### Exercise
Once you have read the entries, please say how many lines hold the string "nuclear", giving the number only.
-- Data for analysis follows --
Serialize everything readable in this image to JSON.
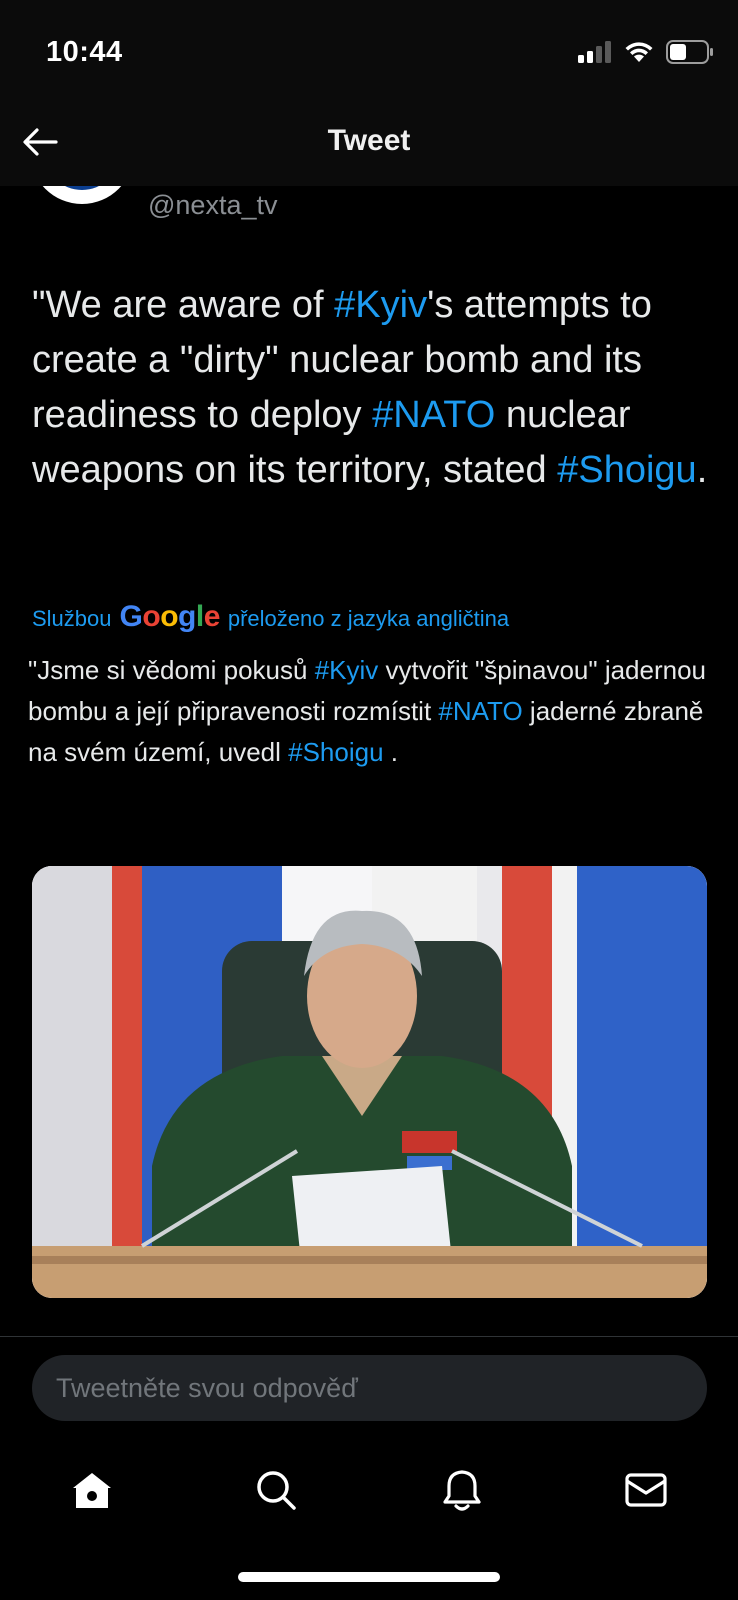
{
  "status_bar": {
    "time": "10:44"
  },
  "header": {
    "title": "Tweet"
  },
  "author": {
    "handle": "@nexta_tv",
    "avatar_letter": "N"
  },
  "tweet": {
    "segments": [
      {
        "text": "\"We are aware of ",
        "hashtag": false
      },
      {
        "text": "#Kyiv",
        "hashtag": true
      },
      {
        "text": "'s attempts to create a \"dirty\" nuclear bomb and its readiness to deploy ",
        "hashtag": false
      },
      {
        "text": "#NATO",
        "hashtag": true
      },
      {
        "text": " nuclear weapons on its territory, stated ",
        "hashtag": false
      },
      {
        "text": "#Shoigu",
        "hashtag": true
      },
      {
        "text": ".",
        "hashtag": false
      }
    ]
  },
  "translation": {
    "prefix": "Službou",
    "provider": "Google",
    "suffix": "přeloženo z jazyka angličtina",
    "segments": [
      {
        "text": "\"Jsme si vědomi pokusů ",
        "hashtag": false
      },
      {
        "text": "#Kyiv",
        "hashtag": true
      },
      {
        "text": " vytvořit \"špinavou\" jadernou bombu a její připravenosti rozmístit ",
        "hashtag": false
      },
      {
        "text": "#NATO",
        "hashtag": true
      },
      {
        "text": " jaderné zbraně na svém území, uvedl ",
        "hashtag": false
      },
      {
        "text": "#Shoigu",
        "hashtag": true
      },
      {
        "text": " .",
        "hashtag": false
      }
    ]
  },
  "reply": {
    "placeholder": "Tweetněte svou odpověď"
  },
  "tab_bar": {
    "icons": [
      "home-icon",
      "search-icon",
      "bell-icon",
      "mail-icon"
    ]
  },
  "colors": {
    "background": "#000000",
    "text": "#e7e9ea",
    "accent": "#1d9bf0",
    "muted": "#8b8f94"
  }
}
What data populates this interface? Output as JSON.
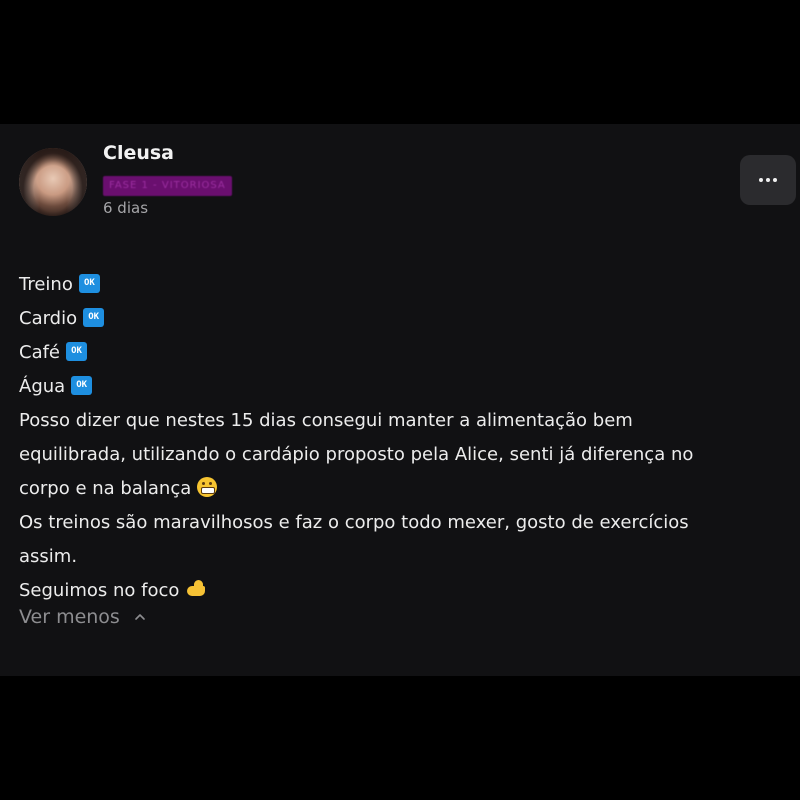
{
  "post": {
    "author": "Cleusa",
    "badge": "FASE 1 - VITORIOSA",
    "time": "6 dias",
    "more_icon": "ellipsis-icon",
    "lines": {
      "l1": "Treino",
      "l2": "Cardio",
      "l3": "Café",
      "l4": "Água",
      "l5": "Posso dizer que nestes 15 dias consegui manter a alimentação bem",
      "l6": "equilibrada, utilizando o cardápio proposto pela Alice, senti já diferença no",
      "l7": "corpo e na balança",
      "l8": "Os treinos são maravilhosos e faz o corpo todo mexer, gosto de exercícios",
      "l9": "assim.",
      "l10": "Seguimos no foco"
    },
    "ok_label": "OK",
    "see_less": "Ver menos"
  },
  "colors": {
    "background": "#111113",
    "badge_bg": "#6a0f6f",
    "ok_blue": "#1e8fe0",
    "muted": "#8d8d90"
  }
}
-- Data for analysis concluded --
### Reply to the task
2